» **THE DATA**
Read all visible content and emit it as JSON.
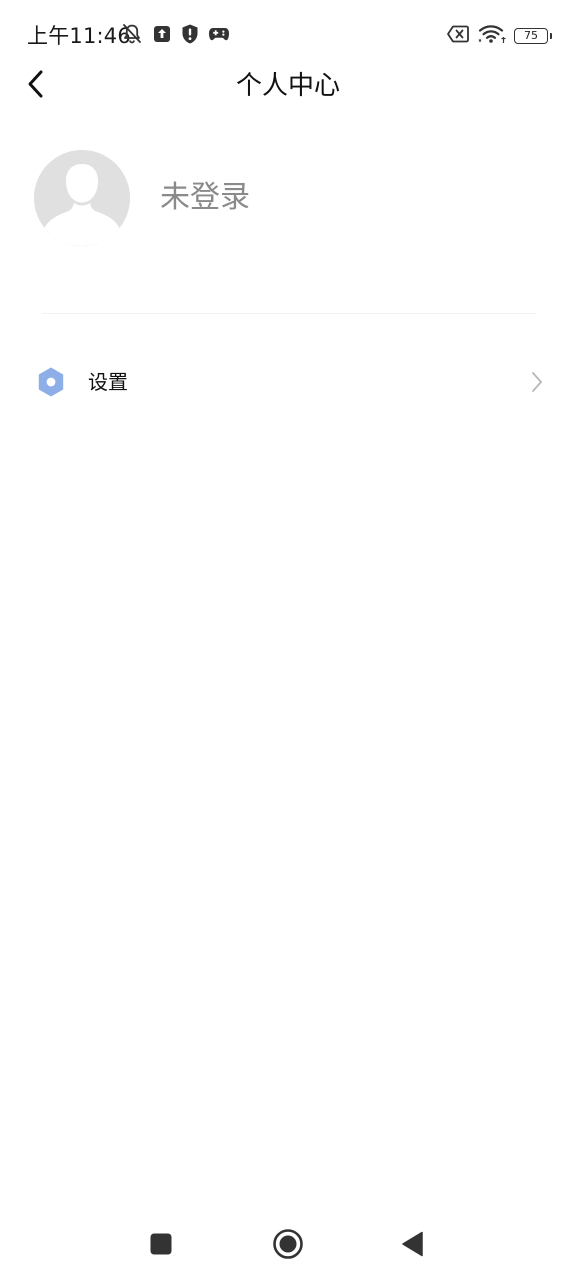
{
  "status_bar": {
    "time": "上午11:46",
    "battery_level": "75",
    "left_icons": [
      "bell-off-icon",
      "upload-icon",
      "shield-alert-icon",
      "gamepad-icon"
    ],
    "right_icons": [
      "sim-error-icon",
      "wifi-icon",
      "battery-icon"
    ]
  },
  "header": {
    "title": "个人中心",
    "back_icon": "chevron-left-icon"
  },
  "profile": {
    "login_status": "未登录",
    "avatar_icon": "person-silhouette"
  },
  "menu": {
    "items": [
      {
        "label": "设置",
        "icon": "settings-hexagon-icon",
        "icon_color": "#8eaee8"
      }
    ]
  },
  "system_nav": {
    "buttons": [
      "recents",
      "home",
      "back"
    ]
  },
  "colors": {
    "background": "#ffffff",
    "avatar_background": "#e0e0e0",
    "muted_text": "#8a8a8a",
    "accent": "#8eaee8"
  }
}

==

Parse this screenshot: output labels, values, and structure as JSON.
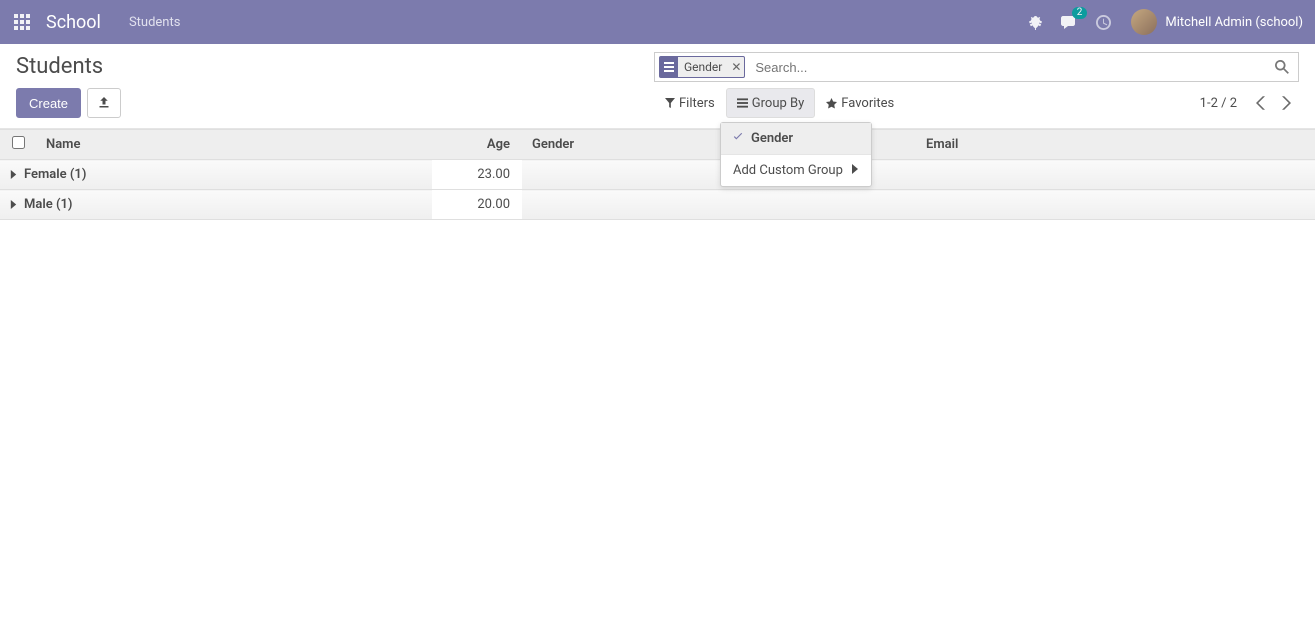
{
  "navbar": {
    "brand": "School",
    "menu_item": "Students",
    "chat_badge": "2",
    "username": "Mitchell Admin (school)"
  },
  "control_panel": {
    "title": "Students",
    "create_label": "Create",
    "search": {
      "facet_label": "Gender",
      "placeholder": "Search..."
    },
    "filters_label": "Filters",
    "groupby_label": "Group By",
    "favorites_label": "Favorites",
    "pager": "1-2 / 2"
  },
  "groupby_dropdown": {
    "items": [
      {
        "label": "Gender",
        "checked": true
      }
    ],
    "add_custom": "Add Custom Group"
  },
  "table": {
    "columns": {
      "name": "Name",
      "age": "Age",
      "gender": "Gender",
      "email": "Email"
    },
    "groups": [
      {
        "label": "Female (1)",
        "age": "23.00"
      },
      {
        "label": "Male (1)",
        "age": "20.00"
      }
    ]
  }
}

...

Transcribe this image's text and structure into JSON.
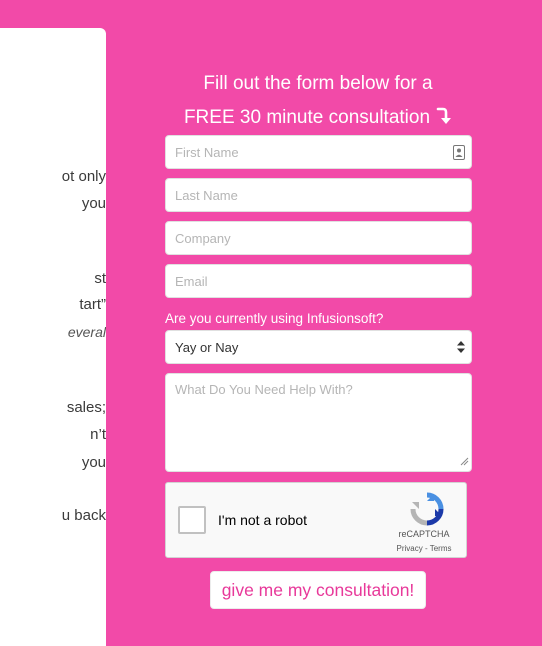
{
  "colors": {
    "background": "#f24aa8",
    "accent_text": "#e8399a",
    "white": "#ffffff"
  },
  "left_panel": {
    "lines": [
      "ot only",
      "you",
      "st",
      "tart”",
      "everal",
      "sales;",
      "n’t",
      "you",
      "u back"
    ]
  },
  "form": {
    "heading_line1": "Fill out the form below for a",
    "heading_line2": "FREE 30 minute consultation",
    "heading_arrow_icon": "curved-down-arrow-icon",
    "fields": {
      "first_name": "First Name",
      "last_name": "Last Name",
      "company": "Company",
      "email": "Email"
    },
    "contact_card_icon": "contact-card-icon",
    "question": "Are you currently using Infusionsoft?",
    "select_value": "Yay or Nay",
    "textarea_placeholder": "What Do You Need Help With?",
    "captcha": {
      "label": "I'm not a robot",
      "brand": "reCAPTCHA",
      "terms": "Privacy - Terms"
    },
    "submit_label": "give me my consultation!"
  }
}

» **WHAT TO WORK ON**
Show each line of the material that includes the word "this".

» **EXPECTED ANSWER**
Parse this screenshot: output labels, values, and structure as JSON.
Transcribe this image's text and structure into JSON.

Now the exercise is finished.